From the conversation between the nutrition expert Robert Gorgos (among others nutritionist of the cycling team BORA Hansgrohe) and pro-coach Philipp Seipp it soon turned out that nutrition during and after training and/or competition should be a firm component in the programme of each athlete. In this summary of the webinar “Nutrition in training and competition” (see live blog and G&Q in German), we’ll look at the why.
Nutrients charge your battery
The expert duo Robert and Philipp know thanks to their work with athletes that nutrition can increase performance potential. From the webinar with Philipp “Training before volume – train as little as possible” we have deduced that the goal of training is specific stimuli, whereas the goal of recovery is the transformation of these stimuli. According to the 51:49 rule, in order to develop ourselves further, we must always recover more than we push ourselves. Nutrition supports this process, no matter after which sort of session.
What role does intensity play?
It plays an important one. The higher the intensity of the session, the greater the combustion of carbohydrates. For this reason note the following:
Low Intensity Basic Endurance Session
- Basic Endurance sessions are also to be fed. For this purpose, you should rely on so-called “slow-release” carbs. They give you steady energy for your training and keep the fat metabolism going.
- If you nourish your body continuously during (longer) sessions, you avoid the threat of your body taking energy from glucoplastic amino acids, i.e. from proteins from the muscles and the immune system.
- Robert’s recommendation is an intake of 30 – 40 g of carbohydrates per hour for a longer Basic Endurance session, preferably from the first hour.
High Intensity Sessions
- Start training with full glycogen storages.
- Teach your body how to generate power through carbohydrate metabolism. Food should therefore be part of the training.
- Robert’s recommendation is to provide yourself with as much nutrients as possible during training, i.e. with well over 60 g of fast available carbohydrates per hour. It is better to do it with drinks, otherwise you would have to eat a lot, thus strain your digestive tract.
If you follow these points in training and competition and get your body used to the nutrition during the sessions, you will not decrease your capacities, you will lower the risk of infection and you will promote recovery.
What do you need to keep in mind during fasted training?
Not every session has to be fed in principle. Fasted workouts at low intensity are designed to shape the body.
- Your goal (competition duration, key factor to improve) should be known.
- If necessary, take proteins without carbohydrates before the session so that you do not reduce your muscles.
- The session should be gentle on your immune system and not exceed 90 minutes, so that you don’t empty yourself completely.
After the fasted session you should get a portion of all three main nutrients fat, protein and carbohydrates. Robert suggests something fresh for breakfast, for example fruit with yoghurt and oats, a porridge with nuts or scrambled eggs with vegetables and herbs.
How do you earn the full anabolic potential after the session?

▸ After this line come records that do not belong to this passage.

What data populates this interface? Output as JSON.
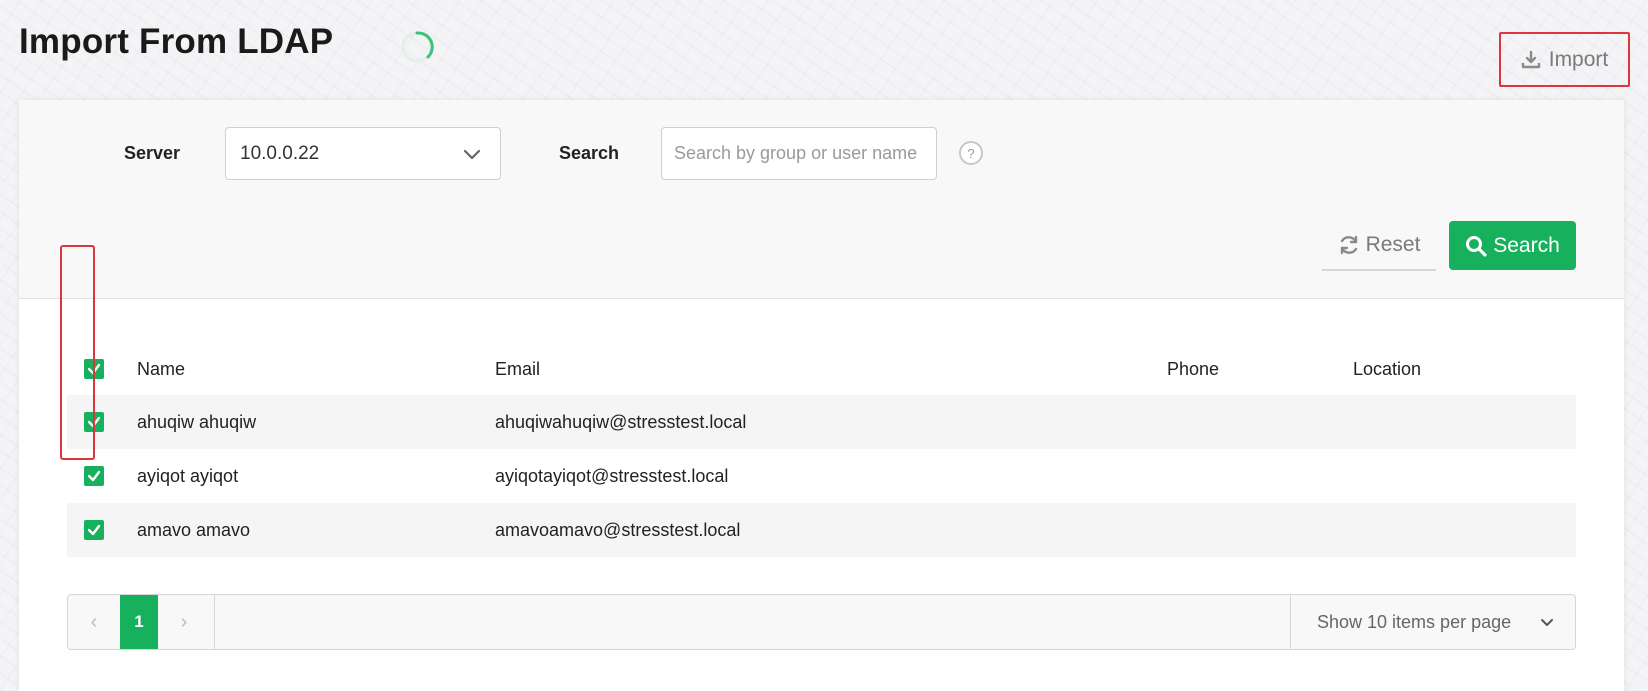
{
  "page": {
    "title": "Import From LDAP"
  },
  "toolbar": {
    "import_label": "Import"
  },
  "filters": {
    "server_label": "Server",
    "server_value": "10.0.0.22",
    "search_label": "Search",
    "search_placeholder": "Search by group or user name",
    "search_value": "",
    "help_symbol": "?",
    "reset_label": "Reset",
    "search_button_label": "Search"
  },
  "table": {
    "columns": {
      "name": "Name",
      "email": "Email",
      "phone": "Phone",
      "location": "Location"
    },
    "select_all_checked": true,
    "rows": [
      {
        "name": "ahuqiw ahuqiw",
        "email": "ahuqiwahuqiw@stresstest.local",
        "phone": "",
        "location": "",
        "checked": true
      },
      {
        "name": "ayiqot ayiqot",
        "email": "ayiqotayiqot@stresstest.local",
        "phone": "",
        "location": "",
        "checked": true
      },
      {
        "name": "amavo amavo",
        "email": "amavoamavo@stresstest.local",
        "phone": "",
        "location": "",
        "checked": true
      }
    ]
  },
  "pagination": {
    "current_page": "1",
    "prev_symbol": "‹",
    "next_symbol": "›",
    "per_page_label": "Show 10 items per page"
  },
  "colors": {
    "accent": "#17b05c",
    "highlight": "#d9363e"
  },
  "icons": [
    "loading-spinner-icon",
    "download-icon",
    "chevron-down-icon",
    "help-icon",
    "refresh-icon",
    "search-icon",
    "checkmark-icon"
  ]
}
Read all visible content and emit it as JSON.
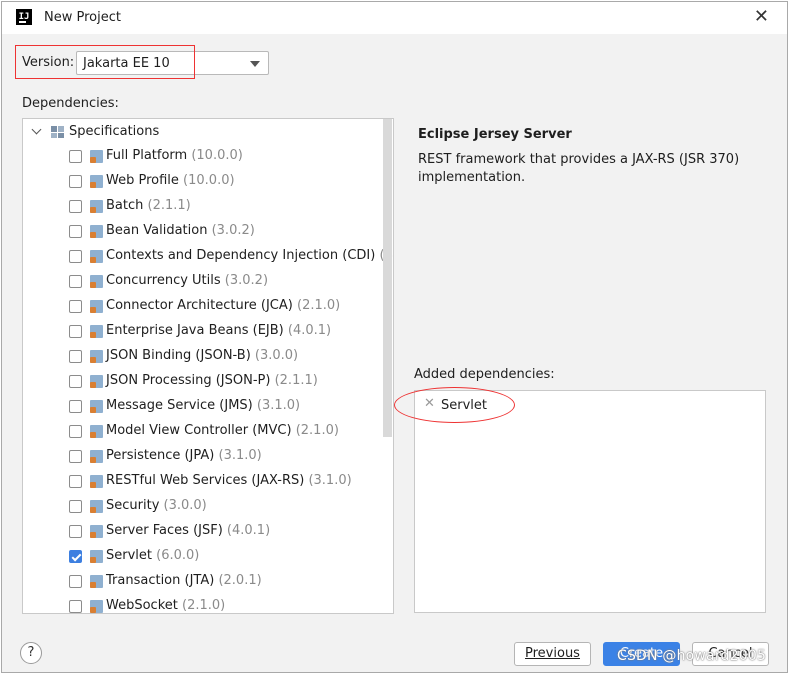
{
  "window": {
    "title": "New Project",
    "icon": "intellij-app-icon",
    "icon_text": "IJ"
  },
  "version": {
    "label": "Version:",
    "value": "Jakarta EE 10"
  },
  "dependencies": {
    "label": "Dependencies:",
    "root": {
      "label": "Specifications",
      "expanded": true
    },
    "items": [
      {
        "name": "Full Platform",
        "version": "(10.0.0)",
        "checked": false
      },
      {
        "name": "Web Profile",
        "version": "(10.0.0)",
        "checked": false
      },
      {
        "name": "Batch",
        "version": "(2.1.1)",
        "checked": false
      },
      {
        "name": "Bean Validation",
        "version": "(3.0.2)",
        "checked": false
      },
      {
        "name": "Contexts and Dependency Injection (CDI)",
        "version": "(4.0.1",
        "checked": false
      },
      {
        "name": "Concurrency Utils",
        "version": "(3.0.2)",
        "checked": false
      },
      {
        "name": "Connector Architecture (JCA)",
        "version": "(2.1.0)",
        "checked": false
      },
      {
        "name": "Enterprise Java Beans (EJB)",
        "version": "(4.0.1)",
        "checked": false
      },
      {
        "name": "JSON Binding (JSON-B)",
        "version": "(3.0.0)",
        "checked": false
      },
      {
        "name": "JSON Processing (JSON-P)",
        "version": "(2.1.1)",
        "checked": false
      },
      {
        "name": "Message Service (JMS)",
        "version": "(3.1.0)",
        "checked": false
      },
      {
        "name": "Model View Controller (MVC)",
        "version": "(2.1.0)",
        "checked": false
      },
      {
        "name": "Persistence (JPA)",
        "version": "(3.1.0)",
        "checked": false
      },
      {
        "name": "RESTful Web Services (JAX-RS)",
        "version": "(3.1.0)",
        "checked": false
      },
      {
        "name": "Security",
        "version": "(3.0.0)",
        "checked": false
      },
      {
        "name": "Server Faces (JSF)",
        "version": "(4.0.1)",
        "checked": false
      },
      {
        "name": "Servlet",
        "version": "(6.0.0)",
        "checked": true
      },
      {
        "name": "Transaction (JTA)",
        "version": "(2.0.1)",
        "checked": false
      },
      {
        "name": "WebSocket",
        "version": "(2.1.0)",
        "checked": false
      }
    ]
  },
  "detail": {
    "title": "Eclipse Jersey Server",
    "description": "REST framework that provides a JAX-RS (JSR 370) implementation."
  },
  "added": {
    "label": "Added dependencies:",
    "items": [
      {
        "name": "Servlet",
        "remove_icon": "close-icon"
      }
    ]
  },
  "buttons": {
    "help": "?",
    "previous": "Previous",
    "create": "Create",
    "cancel": "Cancel"
  },
  "watermark": "CSDN @howard2005",
  "colors": {
    "accent": "#3b82e6",
    "annotation": "#e33333",
    "checked": "#3d7fe0"
  }
}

The body can better absorb nutrients immediately after training. Robert recommends:
- Ideally take nutrients in the first 30 minutes after your session.
- Stimulate the growth of mitochondria with a prompt intake. Mitochondria provide energy and are therefore the power stations of our cells. When carbohydrates are metabolized, free radicals are created which affect them.

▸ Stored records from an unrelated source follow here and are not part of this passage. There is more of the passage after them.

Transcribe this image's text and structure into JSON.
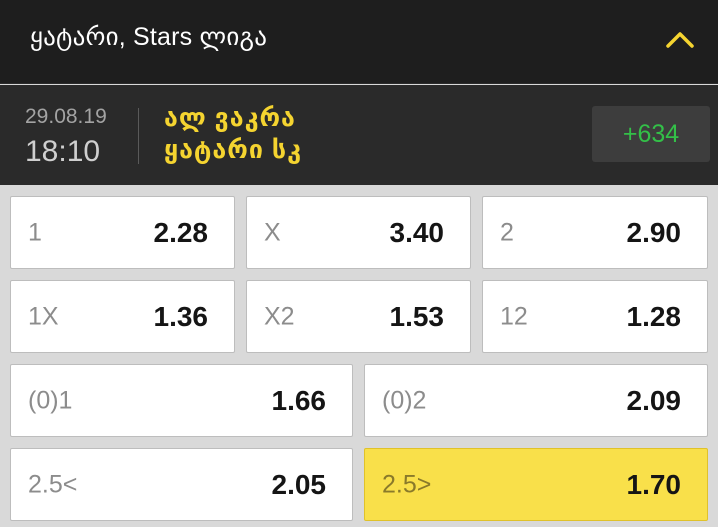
{
  "header": {
    "title": "ყატარი, Stars ლიგა"
  },
  "match": {
    "date": "29.08.19",
    "time": "18:10",
    "team_home": "ალ ვაკრა",
    "team_away": "ყატარი სკ",
    "more_markets": "+634"
  },
  "odds": [
    {
      "label": "1",
      "odd": "2.28",
      "selected": false
    },
    {
      "label": "X",
      "odd": "3.40",
      "selected": false
    },
    {
      "label": "2",
      "odd": "2.90",
      "selected": false
    },
    {
      "label": "1X",
      "odd": "1.36",
      "selected": false
    },
    {
      "label": "X2",
      "odd": "1.53",
      "selected": false
    },
    {
      "label": "12",
      "odd": "1.28",
      "selected": false
    },
    {
      "label": "(0)1",
      "odd": "1.66",
      "selected": false
    },
    {
      "label": "(0)2",
      "odd": "2.09",
      "selected": false
    },
    {
      "label": "2.5<",
      "odd": "2.05",
      "selected": false
    },
    {
      "label": "2.5>",
      "odd": "1.70",
      "selected": true
    }
  ],
  "colors": {
    "accent_yellow": "#f5d430",
    "selected_bg": "#f9e04a",
    "more_green": "#33c048",
    "header_bg": "#1e1e1e"
  },
  "icons": {
    "collapse": "chevron-up-icon"
  }
}
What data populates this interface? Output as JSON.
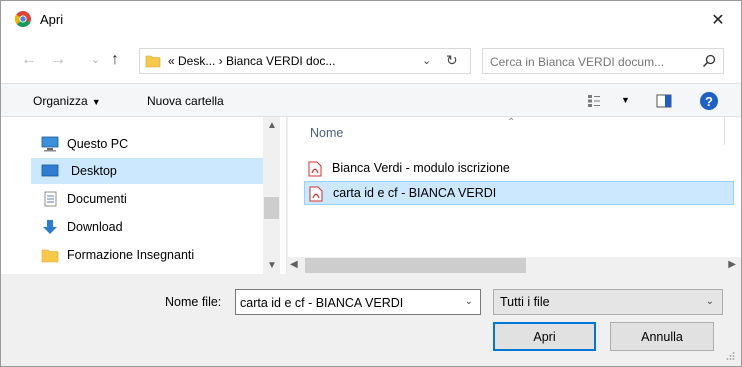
{
  "window": {
    "title": "Apri",
    "close_glyph": "✕"
  },
  "navigation": {
    "back_glyph": "←",
    "forward_glyph": "→",
    "recent_glyph": "⌄",
    "up_glyph": "↑",
    "address_path": "«  Desk...  ›  Bianca VERDI doc...",
    "address_dropdown_glyph": "⌄",
    "refresh_glyph": "↻",
    "search_placeholder": "Cerca in Bianca VERDI docum..."
  },
  "toolbar": {
    "organize_label": "Organizza",
    "organize_caret": "▼",
    "new_folder_label": "Nuova cartella",
    "view_caret": "▼",
    "help_label": "?"
  },
  "sidebar": {
    "items": [
      {
        "label": "Questo PC",
        "icon": "computer-icon"
      },
      {
        "label": "Desktop",
        "icon": "desktop-icon",
        "selected": true
      },
      {
        "label": "Documenti",
        "icon": "documents-icon"
      },
      {
        "label": "Download",
        "icon": "download-icon"
      },
      {
        "label": "Formazione Insegnanti",
        "icon": "folder-icon"
      }
    ]
  },
  "scroll_glyphs": {
    "up": "▲",
    "down": "▼",
    "left": "◀",
    "right": "▶",
    "sort": "⌃"
  },
  "file_list": {
    "column_name": "Nome",
    "files": [
      {
        "name": "Bianca Verdi - modulo iscrizione",
        "icon": "pdf-icon"
      },
      {
        "name": "carta id e cf - BIANCA VERDI",
        "icon": "pdf-icon",
        "selected": true
      }
    ]
  },
  "footer": {
    "filename_label": "Nome file:",
    "filename_value": "carta id e cf - BIANCA VERDI",
    "filename_caret": "⌄",
    "filter_value": "Tutti i file",
    "filter_caret": "⌄",
    "open_label": "Apri",
    "cancel_label": "Annulla"
  },
  "colors": {
    "accent": "#0078d7",
    "selection": "#cce8ff",
    "help": "#1e60c6",
    "pdf": "#d0312d",
    "folder": "#f7c84a"
  }
}
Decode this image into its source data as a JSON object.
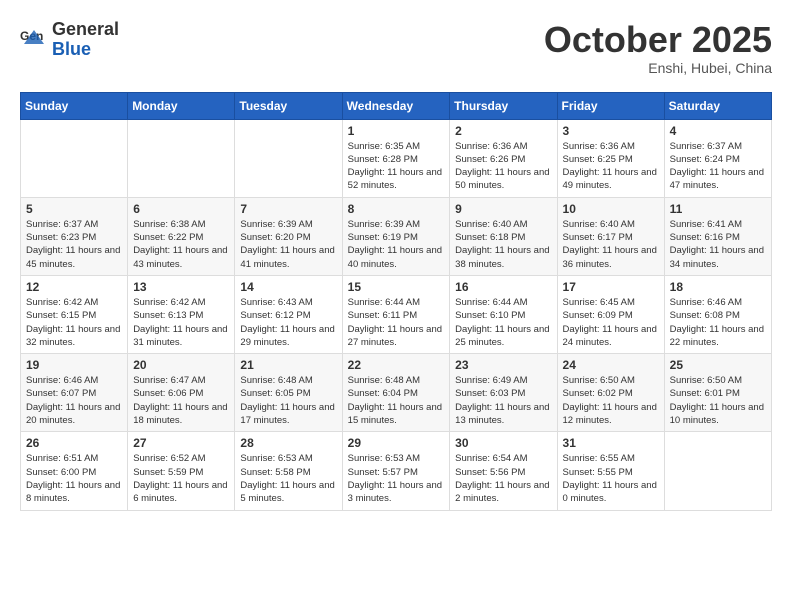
{
  "header": {
    "logo_general": "General",
    "logo_blue": "Blue",
    "month_title": "October 2025",
    "location": "Enshi, Hubei, China"
  },
  "days_of_week": [
    "Sunday",
    "Monday",
    "Tuesday",
    "Wednesday",
    "Thursday",
    "Friday",
    "Saturday"
  ],
  "weeks": [
    [
      {
        "day": "",
        "sunrise": "",
        "sunset": "",
        "daylight": ""
      },
      {
        "day": "",
        "sunrise": "",
        "sunset": "",
        "daylight": ""
      },
      {
        "day": "",
        "sunrise": "",
        "sunset": "",
        "daylight": ""
      },
      {
        "day": "1",
        "sunrise": "Sunrise: 6:35 AM",
        "sunset": "Sunset: 6:28 PM",
        "daylight": "Daylight: 11 hours and 52 minutes."
      },
      {
        "day": "2",
        "sunrise": "Sunrise: 6:36 AM",
        "sunset": "Sunset: 6:26 PM",
        "daylight": "Daylight: 11 hours and 50 minutes."
      },
      {
        "day": "3",
        "sunrise": "Sunrise: 6:36 AM",
        "sunset": "Sunset: 6:25 PM",
        "daylight": "Daylight: 11 hours and 49 minutes."
      },
      {
        "day": "4",
        "sunrise": "Sunrise: 6:37 AM",
        "sunset": "Sunset: 6:24 PM",
        "daylight": "Daylight: 11 hours and 47 minutes."
      }
    ],
    [
      {
        "day": "5",
        "sunrise": "Sunrise: 6:37 AM",
        "sunset": "Sunset: 6:23 PM",
        "daylight": "Daylight: 11 hours and 45 minutes."
      },
      {
        "day": "6",
        "sunrise": "Sunrise: 6:38 AM",
        "sunset": "Sunset: 6:22 PM",
        "daylight": "Daylight: 11 hours and 43 minutes."
      },
      {
        "day": "7",
        "sunrise": "Sunrise: 6:39 AM",
        "sunset": "Sunset: 6:20 PM",
        "daylight": "Daylight: 11 hours and 41 minutes."
      },
      {
        "day": "8",
        "sunrise": "Sunrise: 6:39 AM",
        "sunset": "Sunset: 6:19 PM",
        "daylight": "Daylight: 11 hours and 40 minutes."
      },
      {
        "day": "9",
        "sunrise": "Sunrise: 6:40 AM",
        "sunset": "Sunset: 6:18 PM",
        "daylight": "Daylight: 11 hours and 38 minutes."
      },
      {
        "day": "10",
        "sunrise": "Sunrise: 6:40 AM",
        "sunset": "Sunset: 6:17 PM",
        "daylight": "Daylight: 11 hours and 36 minutes."
      },
      {
        "day": "11",
        "sunrise": "Sunrise: 6:41 AM",
        "sunset": "Sunset: 6:16 PM",
        "daylight": "Daylight: 11 hours and 34 minutes."
      }
    ],
    [
      {
        "day": "12",
        "sunrise": "Sunrise: 6:42 AM",
        "sunset": "Sunset: 6:15 PM",
        "daylight": "Daylight: 11 hours and 32 minutes."
      },
      {
        "day": "13",
        "sunrise": "Sunrise: 6:42 AM",
        "sunset": "Sunset: 6:13 PM",
        "daylight": "Daylight: 11 hours and 31 minutes."
      },
      {
        "day": "14",
        "sunrise": "Sunrise: 6:43 AM",
        "sunset": "Sunset: 6:12 PM",
        "daylight": "Daylight: 11 hours and 29 minutes."
      },
      {
        "day": "15",
        "sunrise": "Sunrise: 6:44 AM",
        "sunset": "Sunset: 6:11 PM",
        "daylight": "Daylight: 11 hours and 27 minutes."
      },
      {
        "day": "16",
        "sunrise": "Sunrise: 6:44 AM",
        "sunset": "Sunset: 6:10 PM",
        "daylight": "Daylight: 11 hours and 25 minutes."
      },
      {
        "day": "17",
        "sunrise": "Sunrise: 6:45 AM",
        "sunset": "Sunset: 6:09 PM",
        "daylight": "Daylight: 11 hours and 24 minutes."
      },
      {
        "day": "18",
        "sunrise": "Sunrise: 6:46 AM",
        "sunset": "Sunset: 6:08 PM",
        "daylight": "Daylight: 11 hours and 22 minutes."
      }
    ],
    [
      {
        "day": "19",
        "sunrise": "Sunrise: 6:46 AM",
        "sunset": "Sunset: 6:07 PM",
        "daylight": "Daylight: 11 hours and 20 minutes."
      },
      {
        "day": "20",
        "sunrise": "Sunrise: 6:47 AM",
        "sunset": "Sunset: 6:06 PM",
        "daylight": "Daylight: 11 hours and 18 minutes."
      },
      {
        "day": "21",
        "sunrise": "Sunrise: 6:48 AM",
        "sunset": "Sunset: 6:05 PM",
        "daylight": "Daylight: 11 hours and 17 minutes."
      },
      {
        "day": "22",
        "sunrise": "Sunrise: 6:48 AM",
        "sunset": "Sunset: 6:04 PM",
        "daylight": "Daylight: 11 hours and 15 minutes."
      },
      {
        "day": "23",
        "sunrise": "Sunrise: 6:49 AM",
        "sunset": "Sunset: 6:03 PM",
        "daylight": "Daylight: 11 hours and 13 minutes."
      },
      {
        "day": "24",
        "sunrise": "Sunrise: 6:50 AM",
        "sunset": "Sunset: 6:02 PM",
        "daylight": "Daylight: 11 hours and 12 minutes."
      },
      {
        "day": "25",
        "sunrise": "Sunrise: 6:50 AM",
        "sunset": "Sunset: 6:01 PM",
        "daylight": "Daylight: 11 hours and 10 minutes."
      }
    ],
    [
      {
        "day": "26",
        "sunrise": "Sunrise: 6:51 AM",
        "sunset": "Sunset: 6:00 PM",
        "daylight": "Daylight: 11 hours and 8 minutes."
      },
      {
        "day": "27",
        "sunrise": "Sunrise: 6:52 AM",
        "sunset": "Sunset: 5:59 PM",
        "daylight": "Daylight: 11 hours and 6 minutes."
      },
      {
        "day": "28",
        "sunrise": "Sunrise: 6:53 AM",
        "sunset": "Sunset: 5:58 PM",
        "daylight": "Daylight: 11 hours and 5 minutes."
      },
      {
        "day": "29",
        "sunrise": "Sunrise: 6:53 AM",
        "sunset": "Sunset: 5:57 PM",
        "daylight": "Daylight: 11 hours and 3 minutes."
      },
      {
        "day": "30",
        "sunrise": "Sunrise: 6:54 AM",
        "sunset": "Sunset: 5:56 PM",
        "daylight": "Daylight: 11 hours and 2 minutes."
      },
      {
        "day": "31",
        "sunrise": "Sunrise: 6:55 AM",
        "sunset": "Sunset: 5:55 PM",
        "daylight": "Daylight: 11 hours and 0 minutes."
      },
      {
        "day": "",
        "sunrise": "",
        "sunset": "",
        "daylight": ""
      }
    ]
  ]
}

- Quickly available carbohydrates mixed with proteins (either amino acids or whole proteins) fill the glycogen stores in a targeted manner.

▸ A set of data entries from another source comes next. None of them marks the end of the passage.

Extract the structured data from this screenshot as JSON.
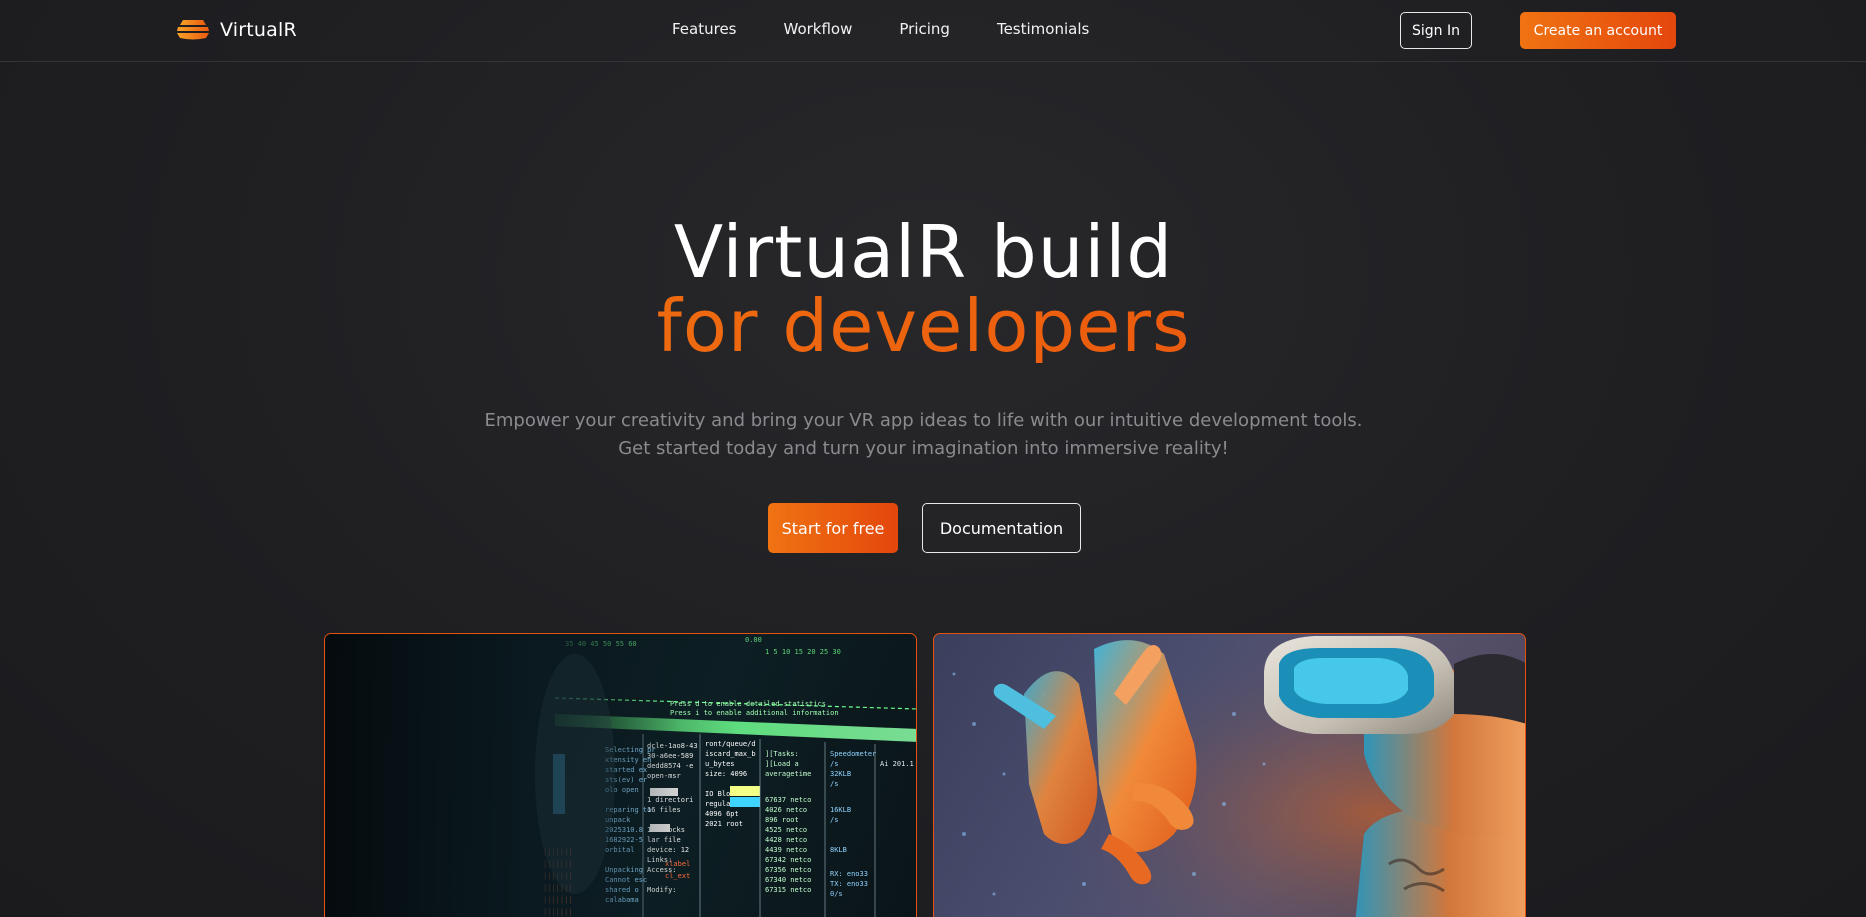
{
  "nav": {
    "brand": "VirtualR",
    "links": [
      "Features",
      "Workflow",
      "Pricing",
      "Testimonials"
    ],
    "sign_in": "Sign In",
    "create_account": "Create an account"
  },
  "hero": {
    "title_line1": "VirtualR build",
    "title_line2": "for developers",
    "subtitle_line1": "Empower your creativity and bring your VR app ideas to life with our intuitive development tools.",
    "subtitle_line2": "Get started today and turn your imagination into immersive reality!",
    "primary_cta": "Start for free",
    "secondary_cta": "Documentation"
  },
  "theme": {
    "accent_start": "#f07312",
    "accent_end": "#e4470c",
    "background": "#1e1e21"
  },
  "icons": {
    "logo": "layered-disc-logo-icon"
  }
}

These steps will help you regain energy for the next session more quickly and generally shorten the recovery time. Therefore, if you want to train optimally, you have to plan your nutrition. If you think about the intake of nutrients before, during and after training and competitions, you will get the most out of this process.
Would you like to hear the tips in Robert’s and Philipp’s words (in German)? Then take a look here: